My Baby Shot Gun Control Me Down… with Statistics

Best way to lie? Statistics, no question about it, and if you don’t believe me I can show you some statistics that support this point… or any other point for that matter. But statistics are even better to lie to yourself; the same way different people see different things when they look at clouds, people also see different things when they look at data, and if there is one endless debate where people reinforce their beliefs with cherry picked data that debate is gun control.

tyt.us.vs.japanTalking about cherry picking, let’s check at the The Young Turks‘ argument to support stricter gun control in the USA: “ban guns like Japan and you have 2 gun related homicides, don’t ban guns and you have 10,225 gun related homicides”. And they explain their point in a way that you’d better not to dare to disagree. Sure they could have compared data from 2007 where the USA had 9,146 gun related homicides and Brazil 34,678 mentioning that Brazil has much tighter gun control laws than the USA but, unfortunately, this is the way politics and media works; it does not matter if you are right or wrong, only if you look right or wrong. But let’s analyze some data and a few more examples of how information is presented to us. Continue reading

Astrology: The woo-woo that works

French psychologist Michel Gauquelin gained notoriety in the 50’s after publishing data showing that sportsmen were born in a non random fashion when considering the movement of planet Mars, the nicknamed Mars Effect has been the core of passionate discussions over its statistical validity since then but, beyond whether this effect truly holds or not, there are many reasons why genuine statistically significant data can be found in the astrology world, so we’d do better not to ignore planets and stars entirely.

mars_effect
Number of sportsmen born given the position of planet Mars according to Gauquelin’s data

We humans develop efficient strategies in our daily life that are useful for most situations, for example, if we see dark clouds and a few moments later it rains we associate dark clouds with rain and, voilà, next time we see dark clouds we take measures. The problem begins when we break a leg right after seeing a black cat, our association machine, a.k.a brain, does its magic and next time we see a black cat we take measures too. But you know what? The brain is right!

What is not so right is human difficulties to removed associations once they are set in our brains, a.k.a stubbornness. We humans develop all sort of strategies too keep our associations alive and demand extraordinary amounts of evidences to break them yet, even when those evidences are presented, we keep fighting them by doubting the methodology or the honesty of the persons bringing them up. There might be evolutionary advantages explaining why we create associations so easily but cannot break them with the same ease, but whatever the reasons are the problem only worsens when in some cases our stubbornness makes the associations come true! And that is what astrology is all about. These are a few examples of how astrology makes spurious associations come true: Continue reading

Racial Profiling vs Description of the Suspect

You are a policeman in a car chase of a criminal wearing globes and a mask, the most likely scenario according to statistics is that the criminal is a white person. Then the car stops in front of a bar and the criminal rushes in getting rid of the globes, mask and changing his clothing.

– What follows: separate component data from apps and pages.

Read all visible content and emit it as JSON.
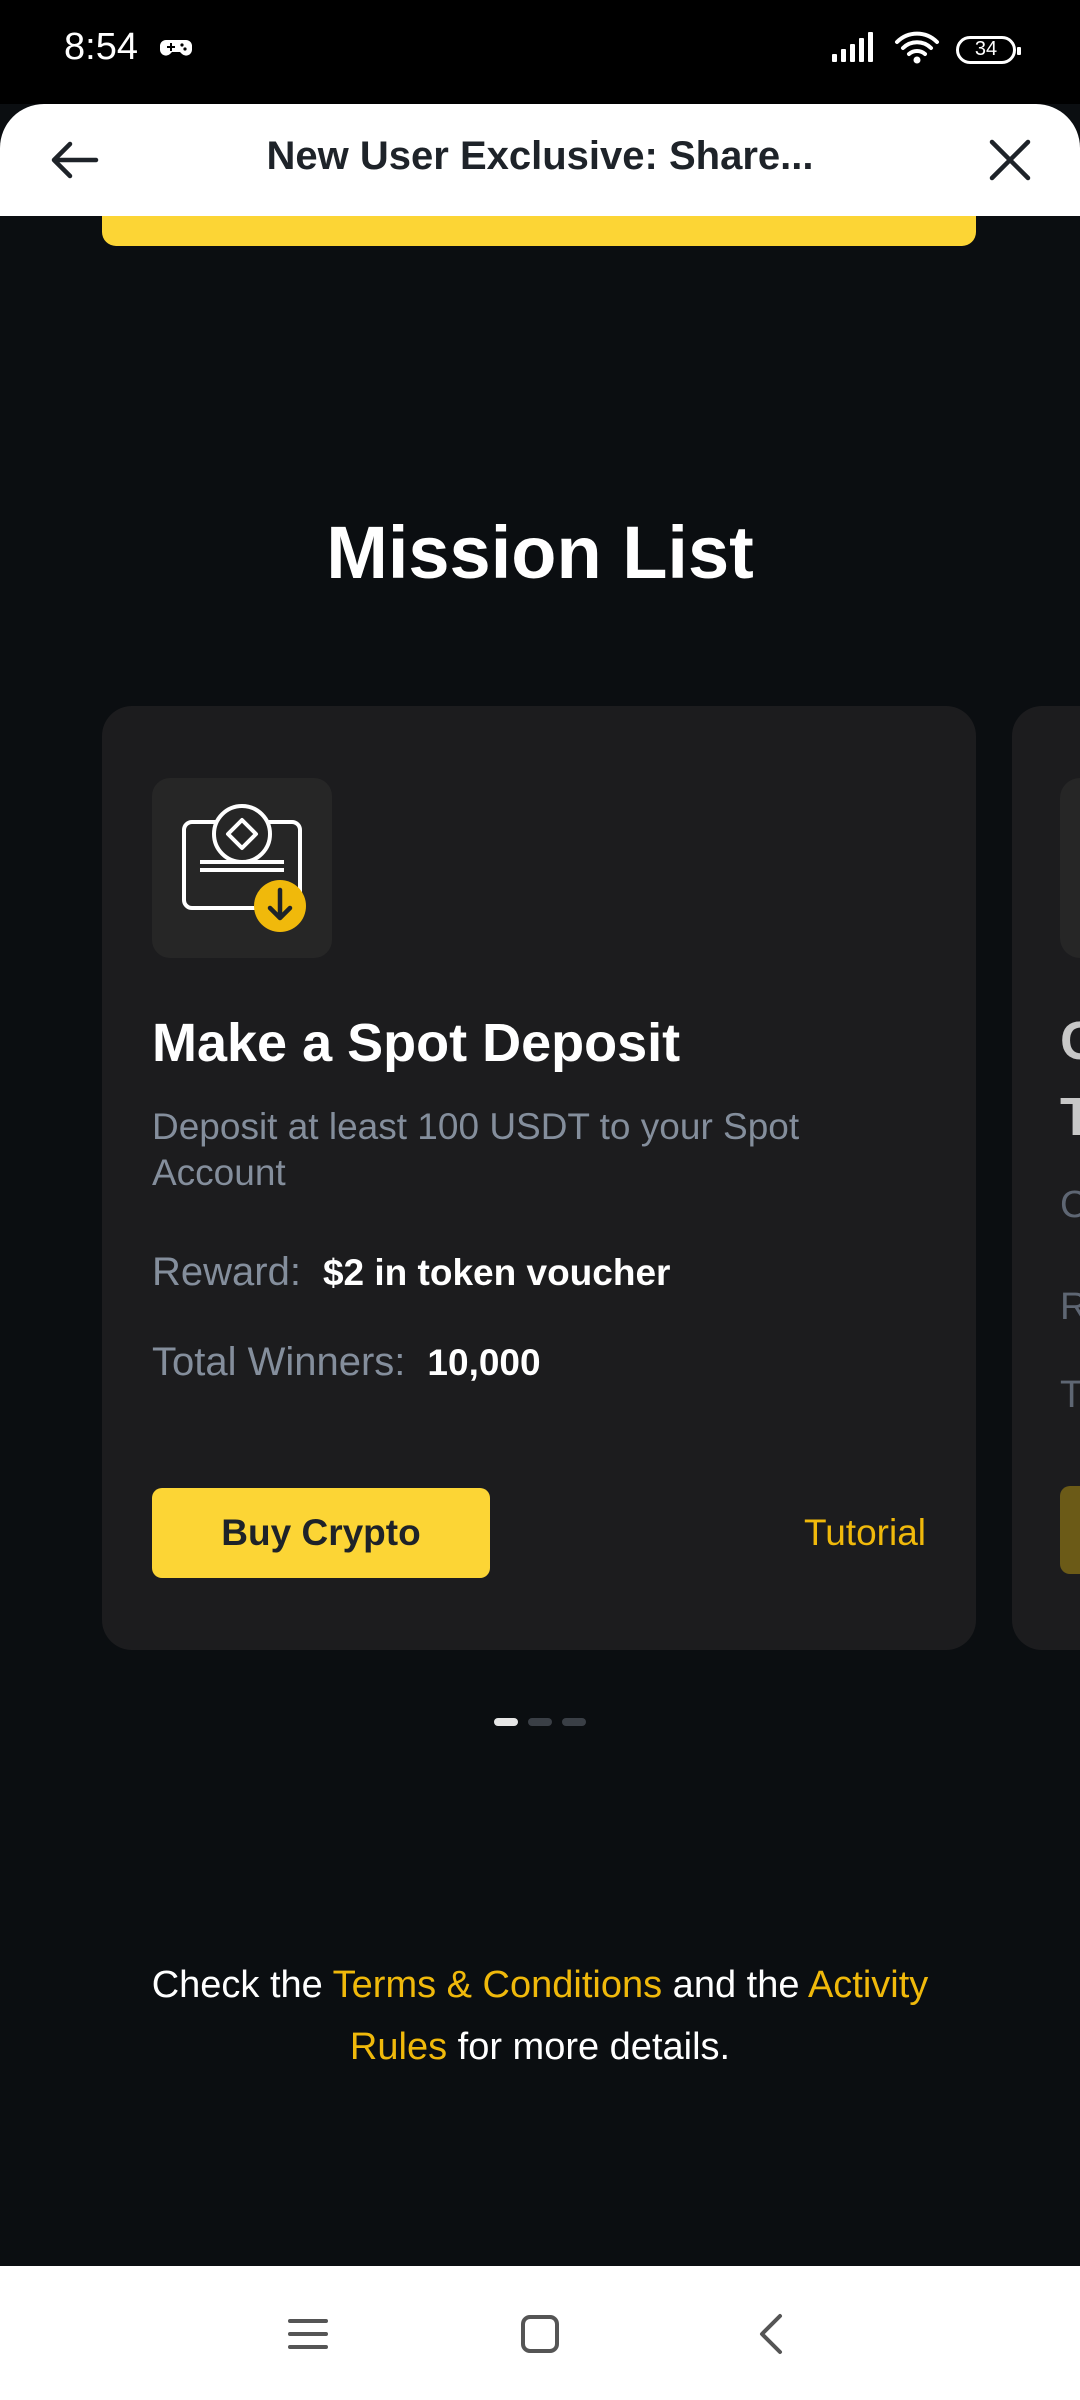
{
  "status_bar": {
    "time": "8:54",
    "battery": "34",
    "icons": [
      "gamepad-icon",
      "signal-icon",
      "wifi-icon",
      "battery-icon"
    ]
  },
  "header": {
    "title": "New User Exclusive: Share...",
    "back_icon": "arrow-left-icon",
    "close_icon": "close-icon"
  },
  "main": {
    "section_title": "Mission List",
    "missions": [
      {
        "title": "Make a Spot Deposit",
        "description": "Deposit at least 100 USDT to your Spot Account",
        "reward_label": "Reward:",
        "reward_value": "$2 in token voucher",
        "winners_label": "Total Winners:",
        "winners_value": "10,000",
        "button_label": "Buy Crypto",
        "link_label": "Tutorial",
        "icon": "deposit-icon"
      }
    ],
    "next_card_peek": {
      "line1": "C",
      "line2": "T",
      "line3": "C",
      "line4": "R",
      "line5": "T"
    },
    "pagination": {
      "count": 3,
      "active": 1
    }
  },
  "footer": {
    "prefix": "Check the ",
    "terms_link": "Terms & Conditions",
    "middle": " and the ",
    "rules_link": "Activity Rules",
    "suffix": " for more details."
  },
  "nav_bar": {
    "icons": [
      "menu-icon",
      "home-icon",
      "back-icon"
    ]
  },
  "colors": {
    "accent": "#fcd535",
    "link": "#f0b90b",
    "background": "#0b0e11",
    "card": "#1c1c1e",
    "muted_text": "#848e9c"
  }
}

You enter the bar and you see a white guy and a non-white guy. Who should you question first? The non-white guy. Racism? No, Bayes’ Theorem.

reverse-racial-profilingAccording to the US Department of Justice racial profiling is defined as:

Any police-initiated action that relies on the race, ethnicity, or national origin rather than the behavior of an individual or information that leads the police to a particular individual who has been identified as being, or having been, engaged in criminal activity.

A key part in this definition is where it justifies the police-initiated action when there is information that leads to a particular individual. In other words, if there are witnesses saying that the thief was a barefooted blond white little girl wearing a green blouse and a red tutu then going after girls looking like that would not be considered racial profiling but simply checking on the description of the suspect.

But how about if the police-initiated action is not based on information coming from witnesses but in information coming from statistics? Is information coming from statistics still information according to the definition of the US Department? Continue reading